‘Oh thou bright orb’ is one of Handel’s most original movements. Over a soft accompaniment of violin semiquavers Joshua, seeing that bad light may stop the battle, commands the sun to stop in its course: as it does so, all orchestral movement ceases, with the violins holding their high A for nine bars. Then, addressing the slower-moving moon, represented by the violas, he commands that too to halt. Now the whole string section is motionless, and the chorus exclaim in wonder ‘Behold! the list’ning sun his voice obeys’. Over increasing choral movement the sustained high A still continues, first in the oboes, and then, for nine long bars, in a solo trumpet: disbelieving nineteenth-century orchestral editors re-scored Handel and spread this thirty-second ‘tour-de-force-de-poumon’ between two players! At ‘They yield, they fall, they die’, the solo trumpeter, too, gratefully expires (Handel evidently had a sense of humour), and then the tutti brass enter for ‘Before our arms the scattered nations fly’. Once again the enemy are routed and flee and, as section by section the voices and instruments expire, Act II ends quietly.

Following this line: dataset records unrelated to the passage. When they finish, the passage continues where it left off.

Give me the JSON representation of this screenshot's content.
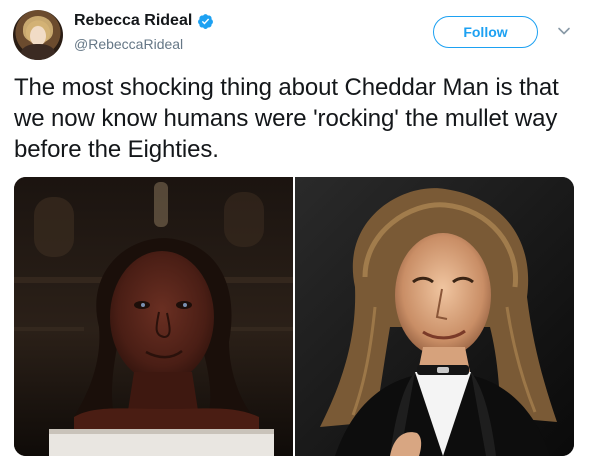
{
  "tweet": {
    "author": {
      "display_name": "Rebecca Rideal",
      "handle": "@RebeccaRideal",
      "verified": true,
      "avatar_icon": "profile-avatar"
    },
    "follow_label": "Follow",
    "menu_icon": "chevron-down-icon",
    "text": "The most shocking thing about Cheddar Man is that we now know humans were 'rocking' the mullet way before the Eighties.",
    "media": [
      {
        "icon": "cheddar-man-reconstruction-photo"
      },
      {
        "icon": "mullet-musician-photo"
      }
    ]
  },
  "colors": {
    "accent": "#1da1f2",
    "text": "#14171a",
    "secondary_text": "#657786"
  }
}
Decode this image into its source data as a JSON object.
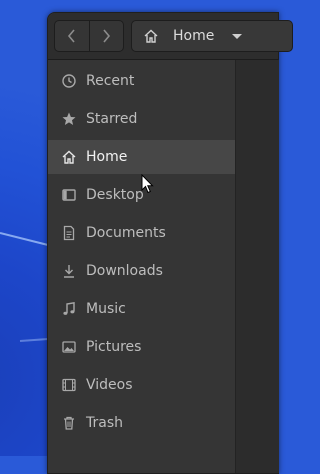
{
  "header": {
    "back_icon": "chevron-left-icon",
    "forward_icon": "chevron-right-icon",
    "location": "Home"
  },
  "sidebar": {
    "items": [
      {
        "label": "Recent",
        "icon": "clock-icon"
      },
      {
        "label": "Starred",
        "icon": "star-icon"
      },
      {
        "label": "Home",
        "icon": "home-icon",
        "active": true
      },
      {
        "label": "Desktop",
        "icon": "desktop-icon"
      },
      {
        "label": "Documents",
        "icon": "document-icon"
      },
      {
        "label": "Downloads",
        "icon": "download-icon"
      },
      {
        "label": "Music",
        "icon": "music-icon"
      },
      {
        "label": "Pictures",
        "icon": "picture-icon"
      },
      {
        "label": "Videos",
        "icon": "video-icon"
      },
      {
        "label": "Trash",
        "icon": "trash-icon"
      }
    ]
  },
  "colors": {
    "desktop_bg": "#2252d6",
    "sidebar_bg": "#353535",
    "active_row": "#474747",
    "text": "#bdbdbd"
  }
}
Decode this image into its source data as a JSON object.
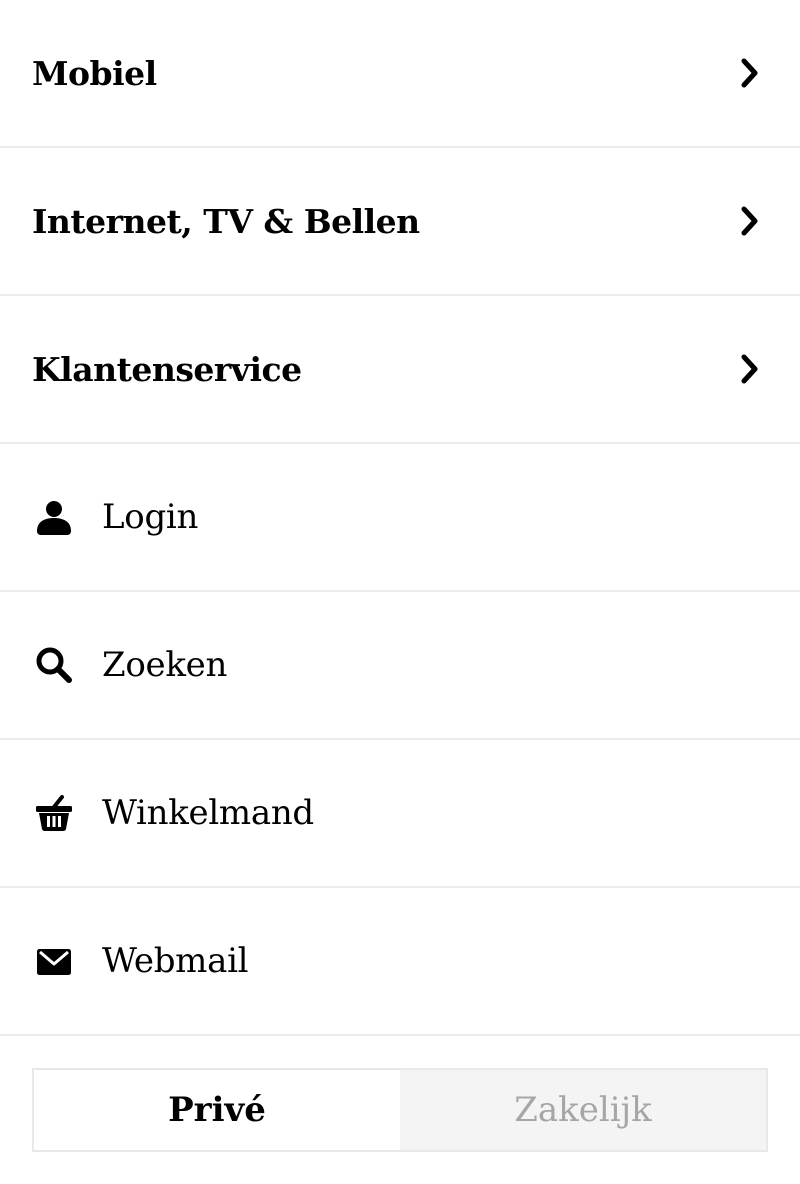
{
  "menu": {
    "nav_items": [
      {
        "label": "Mobiel",
        "icon": "chevron-right-icon"
      },
      {
        "label": "Internet, TV & Bellen",
        "icon": "chevron-right-icon"
      },
      {
        "label": "Klantenservice",
        "icon": "chevron-right-icon"
      }
    ],
    "actions": [
      {
        "label": "Login",
        "icon": "user-icon"
      },
      {
        "label": "Zoeken",
        "icon": "search-icon"
      },
      {
        "label": "Winkelmand",
        "icon": "basket-icon"
      },
      {
        "label": "Webmail",
        "icon": "mail-icon"
      }
    ]
  },
  "segment": {
    "options": [
      "Privé",
      "Zakelijk"
    ],
    "selected": "Privé"
  },
  "colors": {
    "text": "#000000",
    "divider": "#ececec",
    "inactive_text": "#a6a6a6",
    "inactive_bg": "#f4f4f4"
  }
}
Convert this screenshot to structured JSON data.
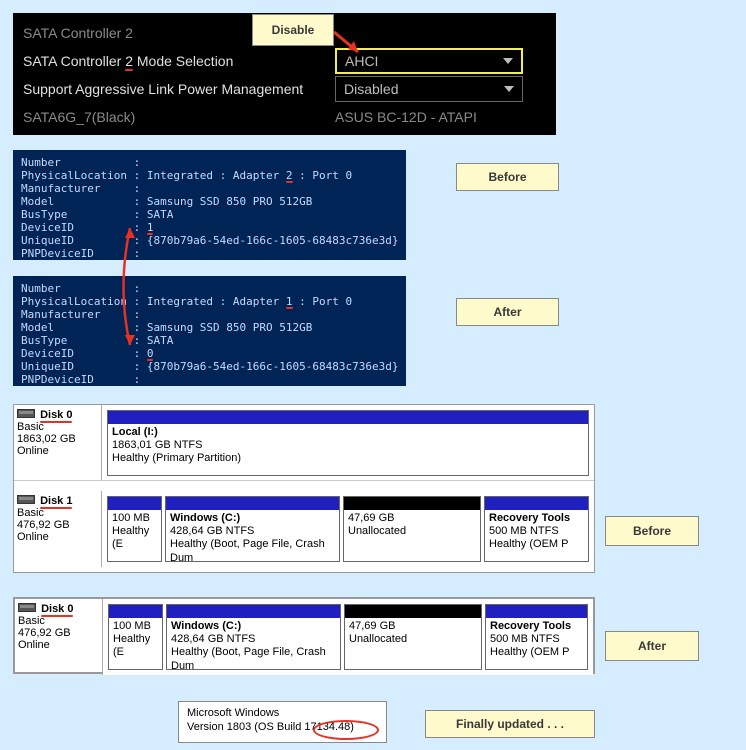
{
  "bios": {
    "title": "SATA Controller 2",
    "modeLabelPrefix": "SATA Controller ",
    "modeLabelNum": "2",
    "modeLabelSuffix": " Mode Selection",
    "modeValue": "AHCI",
    "aggrLabel": "Support Aggressive Link Power Management",
    "aggrValue": "Disabled",
    "portLabel": "SATA6G_7(Black)",
    "deviceInfo": "ASUS   BC-12D - ATAPI",
    "callout": "Disable"
  },
  "ps_before": {
    "number": "Number           :",
    "loc": "PhysicalLocation : Integrated : Adapter ",
    "locNum": "2",
    "locEnd": " : Port 0",
    "mfr": "Manufacturer     :",
    "model": "Model            : Samsung SSD 850 PRO 512GB",
    "bus": "BusType          : SATA",
    "did": "DeviceID         : ",
    "didVal": "1",
    "uid": "UniqueID         : {870b79a6-54ed-166c-1605-68483c736e3d}",
    "pnp": "PNPDeviceID      :"
  },
  "ps_after": {
    "number": "Number           :",
    "loc": "PhysicalLocation : Integrated : Adapter ",
    "locNum": "1",
    "locEnd": " : Port 0",
    "mfr": "Manufacturer     :",
    "model": "Model            : Samsung SSD 850 PRO 512GB",
    "bus": "BusType          : SATA",
    "did": "DeviceID         : ",
    "didVal": "0",
    "uid": "UniqueID         : {870b79a6-54ed-166c-1605-68483c736e3d}",
    "pnp": "PNPDeviceID      :"
  },
  "labels": {
    "before": "Before",
    "after": "After",
    "final": "Finally updated  . . ."
  },
  "dm": {
    "d0": {
      "name": "Disk 0",
      "type": "Basic",
      "size": "1863,02 GB",
      "status": "Online"
    },
    "d1": {
      "name": "Disk 1",
      "type": "Basic",
      "size": "476,92 GB",
      "status": "Online"
    },
    "d0b": {
      "name": "Disk 0",
      "type": "Basic",
      "size": "476,92 GB",
      "status": "Online"
    },
    "local": {
      "title": "Local  (I:)",
      "line1": "1863,01 GB NTFS",
      "line2": "Healthy (Primary Partition)"
    },
    "p1": {
      "line1": "100 MB",
      "line2": "Healthy (E"
    },
    "p2": {
      "title": "Windows  (C:)",
      "line1": "428,64 GB NTFS",
      "line2": "Healthy (Boot, Page File, Crash Dum"
    },
    "p3": {
      "line1": "47,69 GB",
      "line2": "Unallocated"
    },
    "p4": {
      "title": "Recovery Tools",
      "line1": "500 MB NTFS",
      "line2": "Healthy (OEM P"
    }
  },
  "winver": {
    "line1": "Microsoft Windows",
    "line2a": "Version 1803 (OS Build ",
    "line2b": "17134.48)"
  }
}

The public reaction to ‘See the conqu’ring hero comes’ when it was first heard in Joshua was one of ecstasy: Handel too knew that he had scored another bullseye. Its great success ensured that he inserted it into revivals of Judas Maccabaeus. Its formula was simple, with a three-part procession: in the first verse a ‘Chorus of Youths’, accompanied by organ ‘tasto solo’ alternate and combine with two horns: in the second verse a semi-chorus (or possibly originally two soloists, mistakenly attributed by Chrysander as being a ‘Chorus of Virgins’) are accompanied by two flutes and organ, and in the third, formal verse the entire company, minus the horns, join together. Handel’s instruction to the ‘Tamburo’ (military side drum) was quite specific: ‘ad libitum; the second time warbling’.
Achsah now is delighted too, for Caleb gives his blessing to Othniel and her marriage, and she exults in the famous aria ‘Oh had I Jubal’s lyre’. The melody dates from nearly forty years earlier, first used in the settings of Laudate pueri dating from 1706 and 1707, and then used again the year after Joshua in Solomon. (Morell’s libretto read ‘Oh had I Jubal’s sacred lyre’ which manuscripts show Handel set for a couple of phrases before he realised there was a better scansion available by missing out the ‘sacred’). Before the final exulting chorus we are allowed one more gentle love duet, ‘Oh peerless maid’, before Caleb, now as an elder statesman, announces the final chorus. ‘The great Jehova is our awful theme’ begins in block chords as a solemn hymn but quickly switches to a fugal texture. The block chords return for the end, with the final massive ‘Halleluia’ dominated, significantly when we remember their important role in the work, by ringing brass fanfares.
Robert King © 1991